▸ **WORK INSTRUCTIONS**:
Please repeat each line below exactly, with no images in the copy.

▸ **RECORDS FOR THIS EXERCISE**:

§

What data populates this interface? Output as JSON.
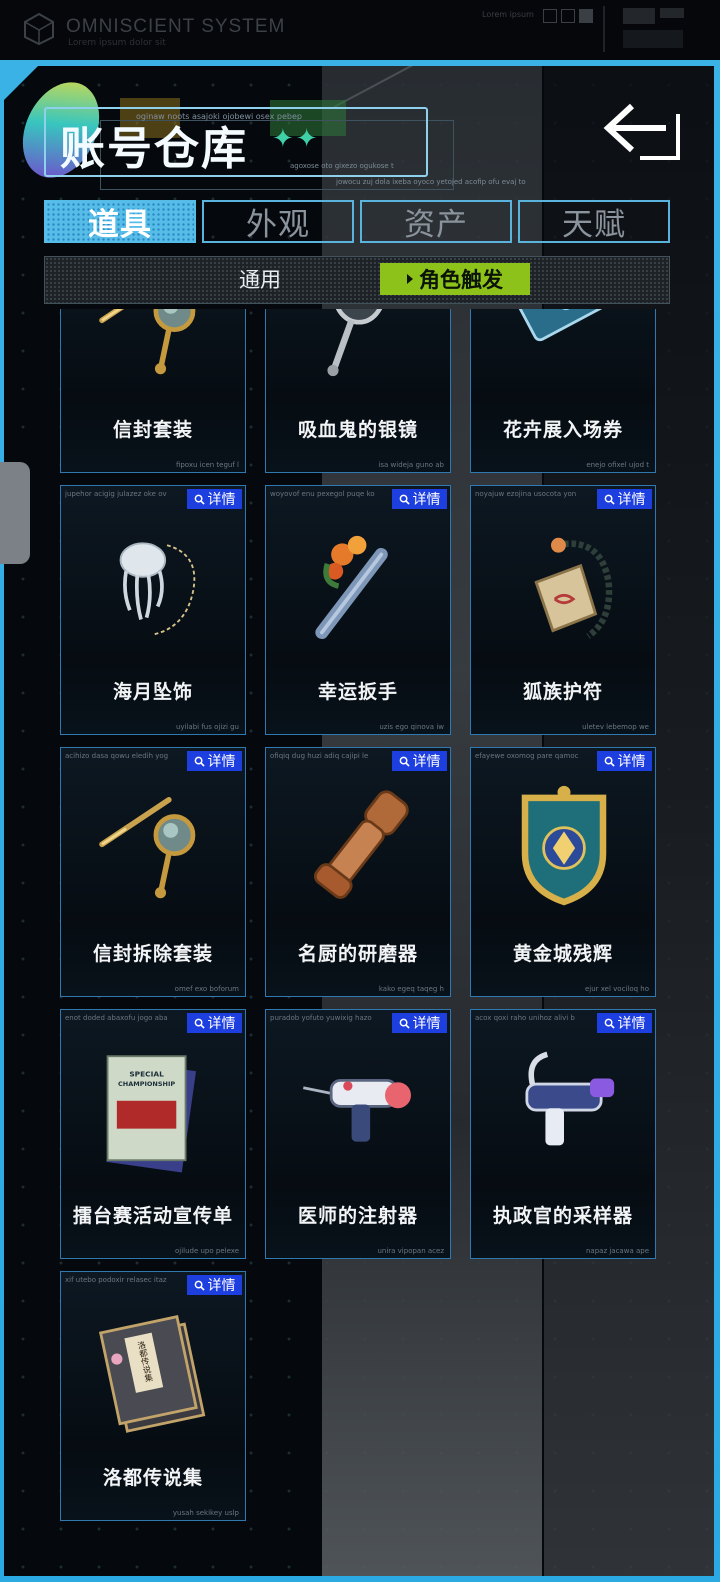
{
  "system": {
    "title": "OMNISCIENT SYSTEM",
    "subtitle": "Lorem ipsum dolor sit",
    "right_label": "Lorem ipsum"
  },
  "header": {
    "title": "账号仓库",
    "stars": "✦✦",
    "caption_top": "oginaw noots asajoki ojobewi osex pebep",
    "caption_bottom": "agoxose oto gixezo ogukose t",
    "caption_bottom2": "jowocu zuj dola ixeba oyoco yetojed acofip ofu evaj to"
  },
  "tabs": [
    {
      "label": "道具",
      "active": true
    },
    {
      "label": "外观",
      "active": false
    },
    {
      "label": "资产",
      "active": false
    },
    {
      "label": "天赋",
      "active": false
    }
  ],
  "subtabs": {
    "general": "通用",
    "character": "角色触发"
  },
  "detail_label": "详情",
  "items": [
    {
      "name": "信封套装",
      "tag": "",
      "btag": "fipoxu icen teguf l",
      "icon": "dagger-mirror-icon",
      "detail": false
    },
    {
      "name": "吸血鬼的银镜",
      "tag": "",
      "btag": "isa wideja guno ab",
      "icon": "silver-mirror-icon",
      "detail": false
    },
    {
      "name": "花卉展入场券",
      "tag": "",
      "btag": "enejo ofixel ujod t",
      "icon": "flower-ticket-icon",
      "detail": false
    },
    {
      "name": "海月坠饰",
      "tag": "jupehor acigig julazez oke ov",
      "btag": "uyilabi fus ojizi gu",
      "icon": "jellyfish-pendant-icon",
      "detail": true
    },
    {
      "name": "幸运扳手",
      "tag": "woyovof enu pexegol puqe ko",
      "btag": "uzis ego qinova iw",
      "icon": "lucky-wrench-icon",
      "detail": true
    },
    {
      "name": "狐族护符",
      "tag": "noyajuw ezojina usocota yon",
      "btag": "uletev lebemop we",
      "icon": "fox-charm-icon",
      "detail": true
    },
    {
      "name": "信封拆除套装",
      "tag": "acihizo dasa qowu eledih yog",
      "btag": "omef exo boforum",
      "icon": "dagger-mirror-icon",
      "detail": true
    },
    {
      "name": "名厨的研磨器",
      "tag": "ofiqiq dug huzi adiq cajipi le",
      "btag": "kako egeq taqeg h",
      "icon": "pepper-grinder-icon",
      "detail": true
    },
    {
      "name": "黄金城残辉",
      "tag": "efayewe oxomog pare qamoc",
      "btag": "ejur xel vociloq ho",
      "icon": "golden-crest-icon",
      "detail": true
    },
    {
      "name": "擂台赛活动宣传单",
      "tag": "enot doded abaxofu jogo aba",
      "btag": "ojilude upo pelexe",
      "icon": "championship-flyer-icon",
      "detail": true
    },
    {
      "name": "医师的注射器",
      "tag": "puradob yofuto yuwixig hazo",
      "btag": "unira vipopan acez",
      "icon": "doctor-syringe-icon",
      "detail": true
    },
    {
      "name": "执政官的采样器",
      "tag": "acox qoxi raho unihoz alivi b",
      "btag": "napaz jacawa ape",
      "icon": "sampler-gun-icon",
      "detail": true
    },
    {
      "name": "洛都传说集",
      "tag": "xif utebo podoxir relasec itaz",
      "btag": "yusah sekikey uslp",
      "icon": "legend-book-icon",
      "detail": true
    }
  ],
  "flyer": {
    "line1": "SPECIAL",
    "line2": "CHAMPIONSHIP"
  },
  "book": {
    "title": "洛都传说集"
  }
}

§

▸ **ANSWER AREA**:
What data populates this interface? Output as JSON.
{
  "system": {
    "title": "OMNISCIENT SYSTEM",
    "subtitle": "Lorem ipsum dolor sit",
    "right_label": "Lorem ipsum"
  },
  "header": {
    "title": "账号仓库",
    "stars": "✦✦",
    "caption_top": "oginaw noots asajoki ojobewi osex pebep",
    "caption_bottom": "agoxose oto gixezo ogukose t",
    "caption_bottom2": "jowocu zuj dola ixeba oyoco yetojed acofip ofu evaj to"
  },
  "tabs": [
    {
      "label": "道具",
      "active": true
    },
    {
      "label": "外观",
      "active": false
    },
    {
      "label": "资产",
      "active": false
    },
    {
      "label": "天赋",
      "active": false
    }
  ],
  "subtabs": {
    "general": "通用",
    "character": "角色触发"
  },
  "detail_label": "详情",
  "items": [
    {
      "name": "信封套装",
      "tag": "",
      "btag": "fipoxu icen teguf l",
      "icon": "dagger-mirror-icon",
      "detail": false
    },
    {
      "name": "吸血鬼的银镜",
      "tag": "",
      "btag": "isa wideja guno ab",
      "icon": "silver-mirror-icon",
      "detail": false
    },
    {
      "name": "花卉展入场券",
      "tag": "",
      "btag": "enejo ofixel ujod t",
      "icon": "flower-ticket-icon",
      "detail": false
    },
    {
      "name": "海月坠饰",
      "tag": "jupehor acigig julazez oke ov",
      "btag": "uyilabi fus ojizi gu",
      "icon": "jellyfish-pendant-icon",
      "detail": true
    },
    {
      "name": "幸运扳手",
      "tag": "woyovof enu pexegol puqe ko",
      "btag": "uzis ego qinova iw",
      "icon": "lucky-wrench-icon",
      "detail": true
    },
    {
      "name": "狐族护符",
      "tag": "noyajuw ezojina usocota yon",
      "btag": "uletev lebemop we",
      "icon": "fox-charm-icon",
      "detail": true
    },
    {
      "name": "信封拆除套装",
      "tag": "acihizo dasa qowu eledih yog",
      "btag": "omef exo boforum",
      "icon": "dagger-mirror-icon",
      "detail": true
    },
    {
      "name": "名厨的研磨器",
      "tag": "ofiqiq dug huzi adiq cajipi le",
      "btag": "kako egeq taqeg h",
      "icon": "pepper-grinder-icon",
      "detail": true
    },
    {
      "name": "黄金城残辉",
      "tag": "efayewe oxomog pare qamoc",
      "btag": "ejur xel vociloq ho",
      "icon": "golden-crest-icon",
      "detail": true
    },
    {
      "name": "擂台赛活动宣传单",
      "tag": "enot doded abaxofu jogo aba",
      "btag": "ojilude upo pelexe",
      "icon": "championship-flyer-icon",
      "detail": true
    },
    {
      "name": "医师的注射器",
      "tag": "puradob yofuto yuwixig hazo",
      "btag": "unira vipopan acez",
      "icon": "doctor-syringe-icon",
      "detail": true
    },
    {
      "name": "执政官的采样器",
      "tag": "acox qoxi raho unihoz alivi b",
      "btag": "napaz jacawa ape",
      "icon": "sampler-gun-icon",
      "detail": true
    },
    {
      "name": "洛都传说集",
      "tag": "xif utebo podoxir relasec itaz",
      "btag": "yusah sekikey uslp",
      "icon": "legend-book-icon",
      "detail": true
    }
  ],
  "flyer": {
    "line1": "SPECIAL",
    "line2": "CHAMPIONSHIP"
  },
  "book": {
    "title": "洛都传说集"
  }
}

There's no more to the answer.